PMT Delivers a Win – Aggressive Litigation Rules the Day

PMT Delivers a Win – Aggressive Litigation Rules the Day

Court: Pennsylvania Workers’ Compensation Appeal Board Judge: Commissioner James Zurick, Concurred by Commissioners Robert A. Krebs, Sandra D. Crawford, and David Wilderman Case Type: Claim Petition in Philadelphia County, Philadelphia, PA. Caption: Angelina McInnis v. Clinical Care Associates of the Univ. of Pa. Health System Index No.: A19-0851 Decision Date: May 1, 2020 Decision: Appeal Board Affirmed WCJ Decision Denying Claim Petition Claim Petitions are difficult to win in Pennsylvania.
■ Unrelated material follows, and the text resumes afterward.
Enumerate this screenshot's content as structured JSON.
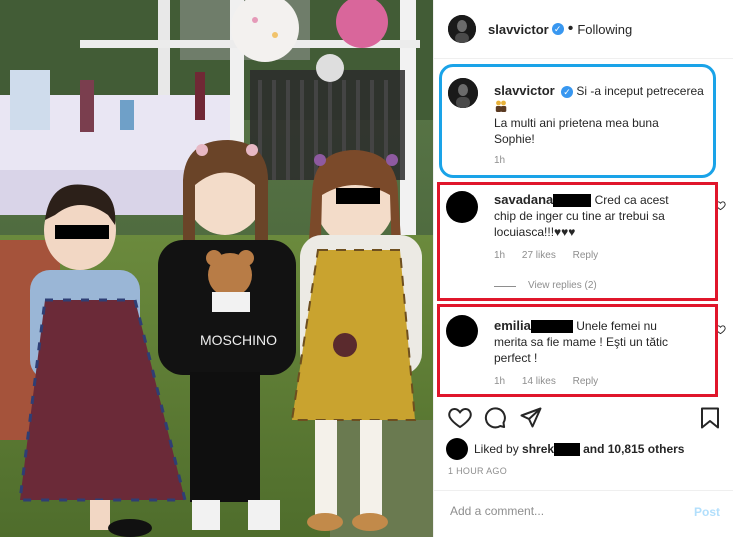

The Pennsylvania Workers’ Compensation Act is remedial in nature and its purpose is to benefit the employee of the Commonwealth as a fair exchange for the employee relinquishing every other right of action against the employer. Thus, the WCA is to be liberally construed to effectuate its humanitarian objectives, and borderline interpretations are to be construed in the injured party’s favor. In McInnis, the employee filed a Claim Petition alleging a low back injury leading to back surgery arising from a fall on an icy sidewalk while she was waiting for an employer-owned shuttle bus to transport her to her car which was located in a lot used by the other employees. At first glance, one could think that this was a compensable claim since the employee was using an employer-owned shuttle bus to take her to a parking lot used in part by the employer’s employees when commuting to and from work. Investigation uncovered an extensive and active preexisting low back condition where the employee was seeking a pain management doctor a week before her work injury. The employee had several MRI studies before and after the alleged work injury. The employer’s IME physician testified there was no...